Lila, in the 2014 novel Lila by Marilynne Robinson, is a destitute and abandoned child who begins to be cared for by a scrappy woman called Doll (who later dies) and ends up marrying the familiar Robinson figure, John Ames. Being a true believer in Christ, Robinson has made Ames an elderly Calvinist preacher, and it becomes palpable to faulty Lila that her Christian husband is a good man. Not so realistic, even so, is Ames’s wedding the unreligious girl since Christians are prohibited by the Bible (in I Cor. 7:39) from marrying non-Christians.
In any event, it does allow the preacher to ponder for Lila’s sake the “mystery of existence.” Ames can explain very little to her, to a wife who does not know, or understand, God. She gets baptized but also tries to wash the baptism off her. She casually declines to believe that the friends she had as a young girl deserve to go to hell, and, to be sure, the novel seems to convey that the doctrine of hell, or “hell,” is too much for humanity to process and handle. This includes Christians. . . Nevertheless, such a thing cannot negate the truth about a life of faith. Ames’s marriage is a “sorrow’ to him (he married a non-Christian) but his faith in the Savior isn’t. Significantly, marvelously, it is an enduring salvific faith which runs from Ezekiel to Calvin to this old man in 1930s-40s rural America.
I had to read Lila slowly, but found it very rewarding.
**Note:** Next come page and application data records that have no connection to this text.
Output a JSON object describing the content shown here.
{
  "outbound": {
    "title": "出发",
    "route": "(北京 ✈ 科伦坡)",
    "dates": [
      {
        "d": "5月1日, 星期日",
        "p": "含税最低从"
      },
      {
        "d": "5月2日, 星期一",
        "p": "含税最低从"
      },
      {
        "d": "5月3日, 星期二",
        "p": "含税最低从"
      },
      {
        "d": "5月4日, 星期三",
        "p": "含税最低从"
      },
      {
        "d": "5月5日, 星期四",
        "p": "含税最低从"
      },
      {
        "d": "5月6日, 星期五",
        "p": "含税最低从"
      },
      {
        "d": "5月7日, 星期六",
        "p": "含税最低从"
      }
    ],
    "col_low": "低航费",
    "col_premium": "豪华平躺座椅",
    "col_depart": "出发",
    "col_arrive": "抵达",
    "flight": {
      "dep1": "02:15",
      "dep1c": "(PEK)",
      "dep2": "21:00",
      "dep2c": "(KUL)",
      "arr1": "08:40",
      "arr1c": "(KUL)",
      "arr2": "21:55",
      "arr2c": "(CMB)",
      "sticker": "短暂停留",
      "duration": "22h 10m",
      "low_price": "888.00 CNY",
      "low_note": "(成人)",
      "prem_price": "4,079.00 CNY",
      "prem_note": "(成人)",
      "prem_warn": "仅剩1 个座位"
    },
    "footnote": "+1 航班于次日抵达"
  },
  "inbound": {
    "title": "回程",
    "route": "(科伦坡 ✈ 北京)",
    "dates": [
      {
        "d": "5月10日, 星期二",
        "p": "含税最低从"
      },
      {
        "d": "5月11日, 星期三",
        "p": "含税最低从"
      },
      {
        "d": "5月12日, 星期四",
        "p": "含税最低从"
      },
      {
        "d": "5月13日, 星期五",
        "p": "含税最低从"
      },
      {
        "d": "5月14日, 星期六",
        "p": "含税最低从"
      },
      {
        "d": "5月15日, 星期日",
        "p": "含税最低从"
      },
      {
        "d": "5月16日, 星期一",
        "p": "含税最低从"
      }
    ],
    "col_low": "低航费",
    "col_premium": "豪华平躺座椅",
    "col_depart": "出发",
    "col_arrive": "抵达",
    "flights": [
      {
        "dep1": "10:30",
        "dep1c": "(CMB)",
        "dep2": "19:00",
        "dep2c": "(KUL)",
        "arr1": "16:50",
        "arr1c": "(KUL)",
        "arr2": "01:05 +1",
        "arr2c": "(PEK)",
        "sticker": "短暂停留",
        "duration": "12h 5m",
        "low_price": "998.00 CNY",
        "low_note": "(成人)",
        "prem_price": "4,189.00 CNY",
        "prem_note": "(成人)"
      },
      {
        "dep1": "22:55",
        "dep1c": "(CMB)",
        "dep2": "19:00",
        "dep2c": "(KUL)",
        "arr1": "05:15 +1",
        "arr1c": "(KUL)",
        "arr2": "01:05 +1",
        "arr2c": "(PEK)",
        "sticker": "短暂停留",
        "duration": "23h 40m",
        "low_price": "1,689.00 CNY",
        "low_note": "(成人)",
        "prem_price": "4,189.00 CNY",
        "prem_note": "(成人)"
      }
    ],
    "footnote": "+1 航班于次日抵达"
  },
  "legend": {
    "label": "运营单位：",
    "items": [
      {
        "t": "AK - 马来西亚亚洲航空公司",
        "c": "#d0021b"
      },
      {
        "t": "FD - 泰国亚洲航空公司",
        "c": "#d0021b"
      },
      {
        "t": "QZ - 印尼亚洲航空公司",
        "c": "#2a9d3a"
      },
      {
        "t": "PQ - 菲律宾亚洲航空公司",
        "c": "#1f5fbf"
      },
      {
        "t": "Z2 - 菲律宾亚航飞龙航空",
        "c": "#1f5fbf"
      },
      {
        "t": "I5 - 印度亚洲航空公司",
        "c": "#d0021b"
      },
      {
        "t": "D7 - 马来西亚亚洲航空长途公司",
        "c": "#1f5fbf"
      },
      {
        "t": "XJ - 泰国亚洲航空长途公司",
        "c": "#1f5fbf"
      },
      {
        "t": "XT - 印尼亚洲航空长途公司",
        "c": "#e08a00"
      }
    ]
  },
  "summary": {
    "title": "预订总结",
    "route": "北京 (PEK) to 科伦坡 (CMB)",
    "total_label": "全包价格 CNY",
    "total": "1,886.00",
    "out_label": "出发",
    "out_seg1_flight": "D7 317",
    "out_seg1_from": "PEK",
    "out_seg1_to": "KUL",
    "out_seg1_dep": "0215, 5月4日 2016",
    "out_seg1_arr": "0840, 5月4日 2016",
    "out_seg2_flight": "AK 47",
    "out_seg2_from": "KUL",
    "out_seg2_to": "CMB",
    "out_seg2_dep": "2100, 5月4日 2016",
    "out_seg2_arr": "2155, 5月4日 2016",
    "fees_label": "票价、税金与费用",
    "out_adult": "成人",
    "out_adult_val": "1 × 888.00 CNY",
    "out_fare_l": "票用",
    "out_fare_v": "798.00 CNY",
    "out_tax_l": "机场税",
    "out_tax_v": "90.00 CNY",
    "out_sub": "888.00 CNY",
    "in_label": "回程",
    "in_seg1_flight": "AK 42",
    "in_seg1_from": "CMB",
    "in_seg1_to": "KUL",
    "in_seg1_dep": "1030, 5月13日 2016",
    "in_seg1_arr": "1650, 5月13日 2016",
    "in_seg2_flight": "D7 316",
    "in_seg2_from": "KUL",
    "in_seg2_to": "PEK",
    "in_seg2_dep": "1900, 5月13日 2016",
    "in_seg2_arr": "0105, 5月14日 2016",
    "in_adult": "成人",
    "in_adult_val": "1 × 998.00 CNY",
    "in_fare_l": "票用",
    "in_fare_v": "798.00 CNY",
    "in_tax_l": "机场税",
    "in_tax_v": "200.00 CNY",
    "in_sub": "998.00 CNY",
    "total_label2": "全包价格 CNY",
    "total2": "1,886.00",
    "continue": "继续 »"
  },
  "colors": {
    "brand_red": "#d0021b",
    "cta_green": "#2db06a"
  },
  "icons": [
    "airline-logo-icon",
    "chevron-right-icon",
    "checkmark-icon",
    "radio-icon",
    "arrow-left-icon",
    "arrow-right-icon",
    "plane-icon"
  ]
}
It is a gentle novel whose concern for theology is surpassed only by a concern for character.